1) Supply and Demand – “Exploit market imbalances”: The author applies the well-known Supply-and-demand phenomenon to our careers. The idea is that the higher the demand for programmers that know a specific technology (say Java) the lesser will be the average price paid to these programmers. On the other hand, the demand for other non-mainstream technologies, though small, usually generates higher paid jobs since there are few skilled people able to supply that demand. Exploring these technologies may increase the chances of one getting a more well-paid job.

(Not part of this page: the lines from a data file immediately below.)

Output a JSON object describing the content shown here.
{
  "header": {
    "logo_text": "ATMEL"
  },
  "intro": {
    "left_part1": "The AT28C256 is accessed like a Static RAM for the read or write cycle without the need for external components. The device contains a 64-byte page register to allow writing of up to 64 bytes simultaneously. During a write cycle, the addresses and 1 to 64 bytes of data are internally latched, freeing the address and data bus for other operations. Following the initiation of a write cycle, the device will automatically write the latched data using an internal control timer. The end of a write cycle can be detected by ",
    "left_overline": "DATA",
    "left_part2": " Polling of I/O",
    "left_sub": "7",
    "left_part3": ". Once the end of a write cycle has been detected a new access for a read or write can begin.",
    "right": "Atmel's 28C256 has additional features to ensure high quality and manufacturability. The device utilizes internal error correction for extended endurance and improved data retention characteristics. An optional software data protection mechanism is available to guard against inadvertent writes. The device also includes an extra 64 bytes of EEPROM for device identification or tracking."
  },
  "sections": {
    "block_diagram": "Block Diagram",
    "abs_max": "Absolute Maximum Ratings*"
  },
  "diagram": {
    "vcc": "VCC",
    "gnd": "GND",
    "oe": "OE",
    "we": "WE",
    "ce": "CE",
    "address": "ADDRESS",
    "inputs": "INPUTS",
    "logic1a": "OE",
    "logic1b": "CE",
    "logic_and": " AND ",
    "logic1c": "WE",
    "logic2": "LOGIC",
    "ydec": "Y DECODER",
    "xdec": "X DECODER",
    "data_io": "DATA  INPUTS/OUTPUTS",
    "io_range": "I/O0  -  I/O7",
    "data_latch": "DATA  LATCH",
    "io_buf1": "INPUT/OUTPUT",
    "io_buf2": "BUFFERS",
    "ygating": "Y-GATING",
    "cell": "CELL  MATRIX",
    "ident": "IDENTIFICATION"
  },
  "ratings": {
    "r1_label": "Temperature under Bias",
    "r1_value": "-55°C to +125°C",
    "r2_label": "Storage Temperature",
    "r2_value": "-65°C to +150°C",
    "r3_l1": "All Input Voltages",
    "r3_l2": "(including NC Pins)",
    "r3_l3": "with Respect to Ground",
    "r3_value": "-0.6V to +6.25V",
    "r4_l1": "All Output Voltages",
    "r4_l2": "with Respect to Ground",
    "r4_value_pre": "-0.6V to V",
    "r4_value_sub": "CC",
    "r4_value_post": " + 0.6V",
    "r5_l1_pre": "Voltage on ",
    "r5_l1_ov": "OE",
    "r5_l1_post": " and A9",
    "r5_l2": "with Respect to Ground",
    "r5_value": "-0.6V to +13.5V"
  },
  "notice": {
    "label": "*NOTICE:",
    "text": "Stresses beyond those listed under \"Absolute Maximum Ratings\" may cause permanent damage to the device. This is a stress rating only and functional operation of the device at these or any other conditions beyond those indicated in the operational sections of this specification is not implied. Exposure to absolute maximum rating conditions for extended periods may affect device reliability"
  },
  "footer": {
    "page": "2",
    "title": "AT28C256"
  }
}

2) Be both a Generalist and a Specialist: This issue has generated a lot of debates and we can find several articles and blogs discussing it. The book advises us to be both generalists and specialists. “Generalists are rare, and therefore, precious”, besides that, our skills should not be attached to any specific technology platform. Nevertheless, we should strive to be specialists in the tools we use on a daily basis. The author comments that specializing in something does not mean not knowing about other things!
3) Mentorship: We all know people that are more experienced than us in our field. The advice is to find a person among those people to be our mentor. A mentor is someone who we can trust and that will provide advice on real issues that appear on our careers. The other facet of mentorship is to be a mentor. The author points out that for us to find out if we really know something, we should try to teach it to someone else. The concept of learning through teaching is a key to better understand if one really knows about whatever he claims to know. By the way, maintaining a blog on some subject is a great way to do this!
There are many other awesome pieces of advice in the book concerning time-management, self-marketing and remarkability.
After every tip, the author usually gives some practical “homework” for the reader to act on what was just read. A great way to move from passive to active reading. The title of the book is quite misleading, since it´s not a book with a focus on offshoring (although the author uses his offshoring experience to illustrate some points). The publisher recognized that and came up with a new edition for the book, which is now called “The Passionate Programmer: Creating a remarkable career in Software Development.”
A great career in Software Development (and indeed in any field) does not happen by chance. We need to be consciously putting effort to develop and improve our skills in order to be excellent in our craft.
“Do you see a man skilled in his work?
He will serve before kings;
he will not serve before obscure men.” (Proverbs 22:29)